Shiraz Akmal: Like any new entertainment platform, a whole new set of games will be launched for VR. Based on 25 years game development experience, I believe the most successful games will be those that are designed for VR platform rather than just ported to the platform.
[a]listdaily: How easy is it to develop for the Oculus system?
Shiraz Akmal: The real challenge lies in understanding what type of experiences work well in VR. Working in VR is completely different than any other interactive medium before it — with many new considerations that traditional game development has not faced. We’ve spent almost two years learning what works well and what things to avoid — our goal is to make sure that everyone has a really great and memorable first-time VR experience.
[a]listdaily: What impact do you feel Samsung’s mainstream reach will have on getting VR out to the masses?
Shiraz Akmal: Samsung is launching the first modern day consumer friendly VR device. Most consumers outside of the game and film industry don’t really know anything about VR, so we’re happy to see Samsung taking the first major step in introducing people to what VR is in a very consumer friendly manner .
[a]listdaily: Hollywood embraced Oculus at Comic-Con, how are you seeing studios utilize VR for promotion and fan interactions?

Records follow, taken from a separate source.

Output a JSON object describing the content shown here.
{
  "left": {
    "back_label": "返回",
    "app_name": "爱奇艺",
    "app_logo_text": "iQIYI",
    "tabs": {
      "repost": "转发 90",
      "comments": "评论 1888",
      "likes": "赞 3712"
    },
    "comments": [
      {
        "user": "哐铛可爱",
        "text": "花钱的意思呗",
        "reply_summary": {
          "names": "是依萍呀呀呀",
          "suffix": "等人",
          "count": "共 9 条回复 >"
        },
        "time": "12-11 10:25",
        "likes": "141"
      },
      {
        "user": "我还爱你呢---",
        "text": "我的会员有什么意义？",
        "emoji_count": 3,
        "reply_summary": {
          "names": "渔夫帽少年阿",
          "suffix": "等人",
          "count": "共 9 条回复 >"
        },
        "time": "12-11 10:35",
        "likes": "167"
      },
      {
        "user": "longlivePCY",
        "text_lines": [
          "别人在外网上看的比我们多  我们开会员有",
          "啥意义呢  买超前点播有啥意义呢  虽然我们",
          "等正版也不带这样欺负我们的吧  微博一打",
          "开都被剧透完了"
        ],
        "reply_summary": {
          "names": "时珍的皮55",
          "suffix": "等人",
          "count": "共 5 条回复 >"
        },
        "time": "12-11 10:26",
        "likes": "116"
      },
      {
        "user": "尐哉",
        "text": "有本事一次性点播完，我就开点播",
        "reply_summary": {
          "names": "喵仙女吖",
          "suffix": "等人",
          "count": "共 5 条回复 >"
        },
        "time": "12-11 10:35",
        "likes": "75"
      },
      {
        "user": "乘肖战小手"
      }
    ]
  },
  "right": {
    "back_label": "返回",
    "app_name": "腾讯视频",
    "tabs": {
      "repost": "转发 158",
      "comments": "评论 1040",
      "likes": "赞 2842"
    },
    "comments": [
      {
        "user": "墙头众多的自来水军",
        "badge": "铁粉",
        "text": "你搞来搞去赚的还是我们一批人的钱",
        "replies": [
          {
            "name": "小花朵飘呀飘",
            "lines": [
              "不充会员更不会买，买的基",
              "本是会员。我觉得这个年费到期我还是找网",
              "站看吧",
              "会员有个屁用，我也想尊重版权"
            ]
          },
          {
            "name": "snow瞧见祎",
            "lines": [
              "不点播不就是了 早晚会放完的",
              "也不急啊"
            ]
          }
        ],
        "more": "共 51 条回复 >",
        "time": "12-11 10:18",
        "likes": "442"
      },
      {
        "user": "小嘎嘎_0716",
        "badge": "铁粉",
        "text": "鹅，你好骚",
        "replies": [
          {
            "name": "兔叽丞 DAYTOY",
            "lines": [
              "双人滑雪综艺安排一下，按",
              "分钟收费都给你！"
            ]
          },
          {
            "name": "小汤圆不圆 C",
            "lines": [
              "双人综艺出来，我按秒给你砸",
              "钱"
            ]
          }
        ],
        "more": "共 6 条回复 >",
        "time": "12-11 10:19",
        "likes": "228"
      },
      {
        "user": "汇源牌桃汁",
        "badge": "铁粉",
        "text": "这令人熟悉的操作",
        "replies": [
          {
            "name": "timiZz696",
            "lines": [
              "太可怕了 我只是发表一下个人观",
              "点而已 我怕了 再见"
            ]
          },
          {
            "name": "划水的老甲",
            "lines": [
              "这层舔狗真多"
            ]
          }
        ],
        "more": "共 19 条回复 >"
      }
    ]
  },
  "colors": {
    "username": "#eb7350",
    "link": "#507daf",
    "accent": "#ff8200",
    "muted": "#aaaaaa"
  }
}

Shiraz Akmal: DreamWorks has explored and developed for VR for a couple years now. As the novelty of VR wears off, users will seek out more immersive and unique experiences — such as our Dragon Flight VR Experience or DreamWorks VR experience that recently was announced for Gear VR.
[a]listdaily: What opportunities do you see with Oculus for theme parks and attractions?
Shiraz Akmal: We’re optimistic about location-based VR entertainment, considering we have researched and developed extensively for the space. While VR hardware is good enough for personal use, it’s not quite ready anytime soon to survive the tough demands needed to operate in theme parks.
This article was originally published on alistdaily.com, the insiders’ source for editorial focused on entertainment marketing news, and content partner with VideoInk. It’s been lightly edited from its original version. Follow [a]listdaily on Twitter @alistdaily or subscribe for the latest news, data and more in your inbox.